Work order: Take the entries below and retype them exactly.

───── Material shown

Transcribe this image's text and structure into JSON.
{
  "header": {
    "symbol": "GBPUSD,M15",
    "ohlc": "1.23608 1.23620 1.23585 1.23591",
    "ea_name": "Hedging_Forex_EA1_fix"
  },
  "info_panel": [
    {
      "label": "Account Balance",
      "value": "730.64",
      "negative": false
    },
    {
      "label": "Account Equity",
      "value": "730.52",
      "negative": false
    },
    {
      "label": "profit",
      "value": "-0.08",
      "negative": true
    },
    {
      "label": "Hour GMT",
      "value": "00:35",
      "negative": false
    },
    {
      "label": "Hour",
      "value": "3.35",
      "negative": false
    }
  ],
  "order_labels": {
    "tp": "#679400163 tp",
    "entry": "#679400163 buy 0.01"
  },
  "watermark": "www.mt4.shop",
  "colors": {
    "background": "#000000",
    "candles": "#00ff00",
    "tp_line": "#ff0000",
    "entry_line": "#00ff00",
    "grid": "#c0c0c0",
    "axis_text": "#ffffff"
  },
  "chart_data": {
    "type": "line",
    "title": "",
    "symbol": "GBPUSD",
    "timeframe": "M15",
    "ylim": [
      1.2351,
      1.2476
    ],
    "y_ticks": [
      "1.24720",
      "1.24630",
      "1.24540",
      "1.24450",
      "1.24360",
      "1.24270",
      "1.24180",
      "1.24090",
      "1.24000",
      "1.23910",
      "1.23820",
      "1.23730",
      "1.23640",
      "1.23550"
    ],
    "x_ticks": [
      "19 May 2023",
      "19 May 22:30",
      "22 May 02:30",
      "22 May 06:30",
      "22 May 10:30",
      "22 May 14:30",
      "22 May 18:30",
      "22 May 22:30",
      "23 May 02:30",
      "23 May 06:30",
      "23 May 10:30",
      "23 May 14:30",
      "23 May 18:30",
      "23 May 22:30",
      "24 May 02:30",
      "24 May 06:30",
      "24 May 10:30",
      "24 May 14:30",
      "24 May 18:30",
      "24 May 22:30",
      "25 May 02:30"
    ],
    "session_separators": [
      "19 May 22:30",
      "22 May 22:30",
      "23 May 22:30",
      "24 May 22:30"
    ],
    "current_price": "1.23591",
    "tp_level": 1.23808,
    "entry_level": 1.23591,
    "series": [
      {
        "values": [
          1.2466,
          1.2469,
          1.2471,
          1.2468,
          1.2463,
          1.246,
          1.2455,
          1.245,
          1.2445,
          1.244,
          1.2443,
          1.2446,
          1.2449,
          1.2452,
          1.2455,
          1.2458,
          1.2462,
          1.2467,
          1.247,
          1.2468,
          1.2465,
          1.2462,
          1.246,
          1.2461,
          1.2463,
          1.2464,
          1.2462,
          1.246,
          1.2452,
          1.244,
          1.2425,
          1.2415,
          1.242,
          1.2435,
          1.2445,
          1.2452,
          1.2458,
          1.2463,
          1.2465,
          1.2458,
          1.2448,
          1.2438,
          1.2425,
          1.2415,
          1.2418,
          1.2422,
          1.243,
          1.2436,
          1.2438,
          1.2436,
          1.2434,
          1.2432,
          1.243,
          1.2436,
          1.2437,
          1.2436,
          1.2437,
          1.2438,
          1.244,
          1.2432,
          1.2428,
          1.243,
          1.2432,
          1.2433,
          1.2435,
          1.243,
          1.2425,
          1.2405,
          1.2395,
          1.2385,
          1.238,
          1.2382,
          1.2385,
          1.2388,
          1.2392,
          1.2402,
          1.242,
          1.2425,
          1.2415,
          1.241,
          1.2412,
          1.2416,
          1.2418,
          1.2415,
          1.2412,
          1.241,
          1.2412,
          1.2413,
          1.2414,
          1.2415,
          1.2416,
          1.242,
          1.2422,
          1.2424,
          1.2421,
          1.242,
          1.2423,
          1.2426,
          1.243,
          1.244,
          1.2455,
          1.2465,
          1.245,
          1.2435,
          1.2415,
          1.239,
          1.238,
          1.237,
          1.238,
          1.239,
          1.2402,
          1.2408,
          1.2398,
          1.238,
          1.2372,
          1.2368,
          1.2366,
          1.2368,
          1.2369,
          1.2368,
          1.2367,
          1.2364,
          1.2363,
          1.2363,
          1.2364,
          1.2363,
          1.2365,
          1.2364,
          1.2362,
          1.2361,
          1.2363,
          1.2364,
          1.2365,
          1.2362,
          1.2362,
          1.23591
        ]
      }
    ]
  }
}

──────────

Result of the task:
Transcribe this image's text and structure into JSON.
{
  "header": {
    "symbol": "GBPUSD,M15",
    "ohlc": "1.23608 1.23620 1.23585 1.23591",
    "ea_name": "Hedging_Forex_EA1_fix"
  },
  "info_panel": [
    {
      "label": "Account Balance",
      "value": "730.64",
      "negative": false
    },
    {
      "label": "Account Equity",
      "value": "730.52",
      "negative": false
    },
    {
      "label": "profit",
      "value": "-0.08",
      "negative": true
    },
    {
      "label": "Hour GMT",
      "value": "00:35",
      "negative": false
    },
    {
      "label": "Hour",
      "value": "3.35",
      "negative": false
    }
  ],
  "order_labels": {
    "tp": "#679400163 tp",
    "entry": "#679400163 buy 0.01"
  },
  "watermark": "www.mt4.shop",
  "colors": {
    "background": "#000000",
    "candles": "#00ff00",
    "tp_line": "#ff0000",
    "entry_line": "#00ff00",
    "grid": "#c0c0c0",
    "axis_text": "#ffffff"
  },
  "chart_data": {
    "type": "line",
    "title": "",
    "symbol": "GBPUSD",
    "timeframe": "M15",
    "ylim": [
      1.2351,
      1.2476
    ],
    "y_ticks": [
      "1.24720",
      "1.24630",
      "1.24540",
      "1.24450",
      "1.24360",
      "1.24270",
      "1.24180",
      "1.24090",
      "1.24000",
      "1.23910",
      "1.23820",
      "1.23730",
      "1.23640",
      "1.23550"
    ],
    "x_ticks": [
      "19 May 2023",
      "19 May 22:30",
      "22 May 02:30",
      "22 May 06:30",
      "22 May 10:30",
      "22 May 14:30",
      "22 May 18:30",
      "22 May 22:30",
      "23 May 02:30",
      "23 May 06:30",
      "23 May 10:30",
      "23 May 14:30",
      "23 May 18:30",
      "23 May 22:30",
      "24 May 02:30",
      "24 May 06:30",
      "24 May 10:30",
      "24 May 14:30",
      "24 May 18:30",
      "24 May 22:30",
      "25 May 02:30"
    ],
    "session_separators": [
      "19 May 22:30",
      "22 May 22:30",
      "23 May 22:30",
      "24 May 22:30"
    ],
    "current_price": "1.23591",
    "tp_level": 1.23808,
    "entry_level": 1.23591,
    "series": [
      {
        "values": [
          1.2466,
          1.2469,
          1.2471,
          1.2468,
          1.2463,
          1.246,
          1.2455,
          1.245,
          1.2445,
          1.244,
          1.2443,
          1.2446,
          1.2449,
          1.2452,
          1.2455,
          1.2458,
          1.2462,
          1.2467,
          1.247,
          1.2468,
          1.2465,
          1.2462,
          1.246,
          1.2461,
          1.2463,
          1.2464,
          1.2462,
          1.246,
          1.2452,
          1.244,
          1.2425,
          1.2415,
          1.242,
          1.2435,
          1.2445,
          1.2452,
          1.2458,
          1.2463,
          1.2465,
          1.2458,
          1.2448,
          1.2438,
          1.2425,
          1.2415,
          1.2418,
          1.2422,
          1.243,
          1.2436,
          1.2438,
          1.2436,
          1.2434,
          1.2432,
          1.243,
          1.2436,
          1.2437,
          1.2436,
          1.2437,
          1.2438,
          1.244,
          1.2432,
          1.2428,
          1.243,
          1.2432,
          1.2433,
          1.2435,
          1.243,
          1.2425,
          1.2405,
          1.2395,
          1.2385,
          1.238,
          1.2382,
          1.2385,
          1.2388,
          1.2392,
          1.2402,
          1.242,
          1.2425,
          1.2415,
          1.241,
          1.2412,
          1.2416,
          1.2418,
          1.2415,
          1.2412,
          1.241,
          1.2412,
          1.2413,
          1.2414,
          1.2415,
          1.2416,
          1.242,
          1.2422,
          1.2424,
          1.2421,
          1.242,
          1.2423,
          1.2426,
          1.243,
          1.244,
          1.2455,
          1.2465,
          1.245,
          1.2435,
          1.2415,
          1.239,
          1.238,
          1.237,
          1.238,
          1.239,
          1.2402,
          1.2408,
          1.2398,
          1.238,
          1.2372,
          1.2368,
          1.2366,
          1.2368,
          1.2369,
          1.2368,
          1.2367,
          1.2364,
          1.2363,
          1.2363,
          1.2364,
          1.2363,
          1.2365,
          1.2364,
          1.2362,
          1.2361,
          1.2363,
          1.2364,
          1.2365,
          1.2362,
          1.2362,
          1.23591
        ]
      }
    ]
  }
}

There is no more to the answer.